Not only that, but there's a whole new visual mode now available for Apple's virtual Earth: the Nighttime Mode. Activating this will cast the world on your screen in a subtle twilight, with certain landmarks standing out, as well as glowing street names for excellent visibility. It's like a new Dark Mode that's not only easier on the eyes, but also simply beautiful to explore.
When it comes to navigation, such as following driving, cycling, or walking directions, iOS 15 is bringing a whole slew of details to the virtual roads, such as streetlights, pedestrian crossings, and street markings (including turn lanes, medians, bus lanes, taxi lanes, bike lanes, and plenty more).
Difficult or large intersections suddenly feel easier to navigate because all the important markings are immediately visible on Apple Maps, even when you can't see them on the road.
What's even cooler is that when driving on highways, you can now see any overlapping interchanges rendered in a three-dimensional space, so you always know when you will be crossing above or below or approaching a tunnel.
But even when you're crossing under or through something, the navigational marker pointing out your location on the map (which also appears in 3D, by the way) never disappears but stays visible above any closed space you may be in.
But even with all of that detail clearly visible, the map doesn't look or feel crowded, but still manages to look extremely clean and somehow even more aesthetic.
Apple tells us that all these new driving navigation improvements will be here to make our lives easier later this year.
Traveling by bus in the city will also be even easier than ever now, especially in cities where you may not be so well familiar with where all the stops are, and which direction they take.
You can now easily view and look over nearby bus stop information through your phone, and you can pin the ones you use most often to the top for immediate access. Perhaps best of all for Apple watch owners, all this information will also appear on your watch so you can track city buses without even taking out your phone.
If you're already traveling on a bus and nearing your destination, Apple has added an incredibly useful feature that displays a pop-up whenever you are nearing your final stop, to let you know to prepare for getting off soon. (This may be more useful than it sounds for some of us absent-minded people who often travel with our head in the clouds!)
Navigation will also now be super easy even if you disembark in the middle of a highly crowded street, where the GPS signal can become confused and unable to pinpoint your exact location and direction.

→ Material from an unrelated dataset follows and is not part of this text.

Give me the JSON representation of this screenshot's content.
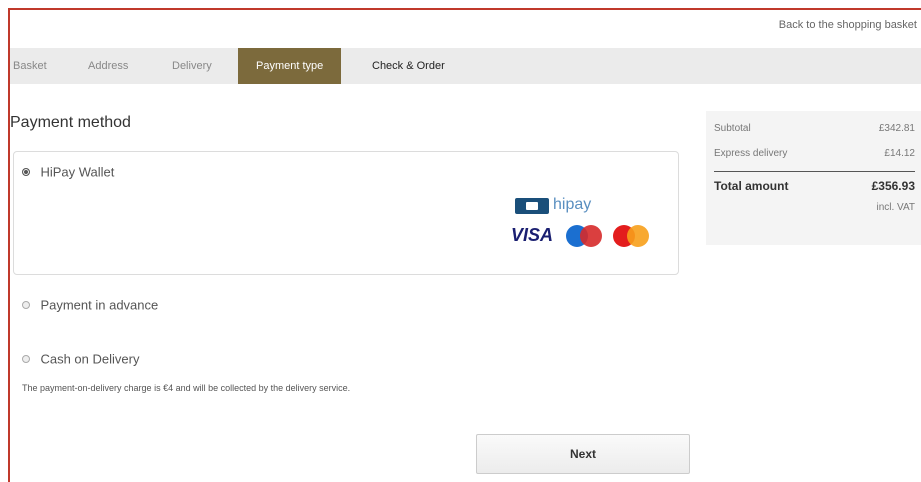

Apple has brilliantly solved this by allowing you to scan the buildings around you with your iPhone, so it will be able to leverage your 3D surroundings to figure out exactly where you are. Once it does, it will provide augmented-reality directions with maximal detail, telling you where to go no matter how clustered the surroundings may be.
Apple promises this 3D urban navigation experience will be fully available by the end of this year in the following cities:
- Los Angeles
- New York
- San Diego
- San Francisco Bay Area
- Washington, DC
Apple has also announced that the Maps app will expand its user base to include Spain and Portugal (starting June 7), and Italy and Australia (later this year)—although these and many other countries will have to wait a bit longer before they can enjoy 3D city navigation and other new features.